Hurston’s broader preoccupation with ethnography’s inherent sociality likewise manifests in her transcription of Lewis’s expressive physical gestures. This tendency is evident especially in the work’s extended appendix—comprising a Takkoi “Children’s Game” and “Stories Kossula Told Me”—which, however counterintuitively, is arguably the most important part of Barracoon. The appendix’s first fable, about three men attempting to divide the four limbs of a cow equally among them, is spliced with Hurston’s parenthetical interjections describing Lewis’s narrative performance. In quick succession, “A beaming face is turned to me to see if I get the point that three men can’t get a hind leg off of one cow. He is very happy that I appreciate the dilemma in the tale” is followed by a “very expressive gesture of conflict,” then “very hearty laughter, the struggling gestures continue,” and finally “hearty chuckling.”
When transcribing Lewis’s account of the biblical tale of Jonah and the whale, too, Hurston first notes his “gesture of a penetrating look” to mimic God’s watch over Jonah, followed by a “gesture of unlocking and flinging wide a door” and a “hand uplifted in a kingly commanding gesture” to mark the unleashing of a storm, another “gesture” as the whale opens its mouth, and finally a “slashing gesture” and “hand lifted straight up” to show the cutting of a gourd vine.

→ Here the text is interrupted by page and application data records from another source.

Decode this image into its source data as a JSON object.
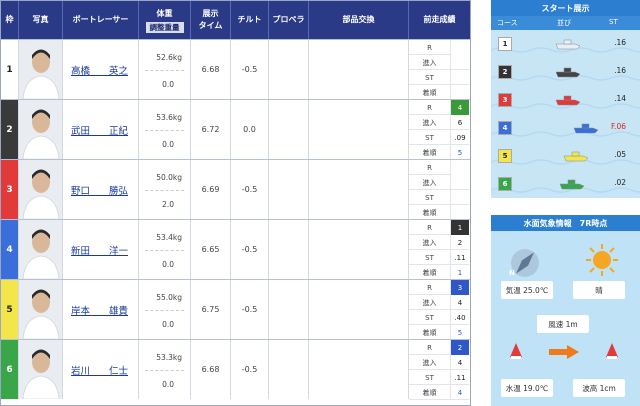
{
  "table": {
    "headers": {
      "waku": "枠",
      "photo": "写真",
      "racer": "ボートレーサー",
      "weight": "体重",
      "weight_adj": "調整重量",
      "exhibit_l1": "展示",
      "exhibit_l2": "タイム",
      "tilt": "チルト",
      "propeller": "プロペラ",
      "parts": "部品交換",
      "prev": "前走成績"
    },
    "prev_labels": [
      "R",
      "進入",
      "ST",
      "着順"
    ],
    "rows": [
      {
        "waku": "1",
        "name": "高橋　　英之",
        "weight": "52.6kg",
        "adj": "0.0",
        "time": "6.68",
        "tilt": "-0.5",
        "prev": [
          "",
          "",
          "",
          ""
        ],
        "waku_bg": "#ffffff",
        "waku_fg": "#222222",
        "r_bg": "#ffffff",
        "r_fg": "#222222"
      },
      {
        "waku": "2",
        "name": "武田　　正紀",
        "weight": "53.6kg",
        "adj": "0.0",
        "time": "6.72",
        "tilt": "0.0",
        "prev": [
          "4",
          "6",
          ".09",
          "5"
        ],
        "waku_bg": "#3a3a3a",
        "waku_fg": "#ffffff",
        "r_bg": "#3a9a3a",
        "r_fg": "#ffffff"
      },
      {
        "waku": "3",
        "name": "野口　　勝弘",
        "weight": "50.0kg",
        "adj": "2.0",
        "time": "6.69",
        "tilt": "-0.5",
        "prev": [
          "",
          "",
          "",
          ""
        ],
        "waku_bg": "#e23a3a",
        "waku_fg": "#ffffff",
        "r_bg": "#ffffff",
        "r_fg": "#222222"
      },
      {
        "waku": "4",
        "name": "新田　　洋一",
        "weight": "53.4kg",
        "adj": "0.0",
        "time": "6.65",
        "tilt": "-0.5",
        "prev": [
          "1",
          "2",
          ".11",
          "1"
        ],
        "waku_bg": "#3a6ed8",
        "waku_fg": "#ffffff",
        "r_bg": "#333333",
        "r_fg": "#ffffff"
      },
      {
        "waku": "5",
        "name": "岸本　　雄貴",
        "weight": "55.0kg",
        "adj": "0.0",
        "time": "6.75",
        "tilt": "-0.5",
        "prev": [
          "3",
          "4",
          ".40",
          "5"
        ],
        "waku_bg": "#f2e64a",
        "waku_fg": "#222222",
        "r_bg": "#2f57c8",
        "r_fg": "#ffffff"
      },
      {
        "waku": "6",
        "name": "岩川　　仁士",
        "weight": "53.3kg",
        "adj": "0.0",
        "time": "6.68",
        "tilt": "-0.5",
        "prev": [
          "2",
          "4",
          ".11",
          "4"
        ],
        "waku_bg": "#3aa64a",
        "waku_fg": "#ffffff",
        "r_bg": "#2f57c8",
        "r_fg": "#ffffff"
      }
    ]
  },
  "start": {
    "title": "スタート展示",
    "head_course": "コース",
    "head_order": "並び",
    "head_st": "ST",
    "rows": [
      {
        "course": "1",
        "st": ".16",
        "bg": "#ffffff",
        "fg": "#222222",
        "boat": "#e8eef4",
        "offset": 0,
        "st_color": "#222222"
      },
      {
        "course": "2",
        "st": ".16",
        "bg": "#333333",
        "fg": "#ffffff",
        "boat": "#444444",
        "offset": 0,
        "st_color": "#222222"
      },
      {
        "course": "3",
        "st": ".14",
        "bg": "#e23a3a",
        "fg": "#ffffff",
        "boat": "#e23a3a",
        "offset": 0,
        "st_color": "#222222"
      },
      {
        "course": "4",
        "st": "F.06",
        "bg": "#3a6ed8",
        "fg": "#ffffff",
        "boat": "#3a6ed8",
        "offset": 18,
        "st_color": "#e02020"
      },
      {
        "course": "5",
        "st": ".05",
        "bg": "#f2e64a",
        "fg": "#222222",
        "boat": "#f2e64a",
        "offset": 8,
        "st_color": "#222222"
      },
      {
        "course": "6",
        "st": ".02",
        "bg": "#3aa64a",
        "fg": "#ffffff",
        "boat": "#3aa64a",
        "offset": 4,
        "st_color": "#222222"
      }
    ]
  },
  "weather": {
    "title": "水面気象情報　7R時点",
    "temp": "気温 25.0℃",
    "sky": "晴",
    "wind": "風速 1m",
    "water_temp": "水温 19.0℃",
    "wave": "波高 1cm",
    "compass_n": "N"
  },
  "colors": {
    "header_bg": "#2a3a86",
    "panel_title": "#2c7fd0",
    "link": "#1a3aa0"
  }
}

For Hurston and her mentors, this gestural and embodied mode of folk expression was key to capturing and studying African cultural practices more broadly. “The more I think of it the more important the work becomes, especially from the point of view of the possible survivals of African traits in the pantomime and action side of the games and stories,” mentor Alain Locke wrote to Hurston concerning her work with Lewis in February 1928. “Do not let this side of the matter escape your attention.”3
She did not—using her “one moving picture camera,”4 provided per her contract with Mason, Hurston also filmed Lewis standing in front of his house, telling stories on his front porch, and chopping wood. In image and text, then, she captured not just specimens of African diasporic folk culture but more crucially its social reproduction—thereby confirming her famed statement in “Characteristics of Negro Expression” (1934) that “Negro folklore is not a thing of the past. It is still in the making.”
- Mason’s contract with Hurston (Alain Locke Papers, Moorland-Spingarn Research Center, Howard University, Box 164-199, Folder 5, p. 1). ↩
- Hurston to Hughes, New York City, March 18, 1931, in Zora Neale Hurston: A Life in Letters, edited by Carla Kaplan (Doubleday, 2002), p. 213. ↩
- Locke to Hurston, February 24, 1928, Alain Locke Papers, Moorland-Spingarn Research Center, Howard University, Box 38, Folder 28. ↩
- Mason’s contract with Hurston (Alain Locke Papers, Moorland-Spingarn Research Center, Howard University, Box 164-199, Folder 5, p. 2). ↩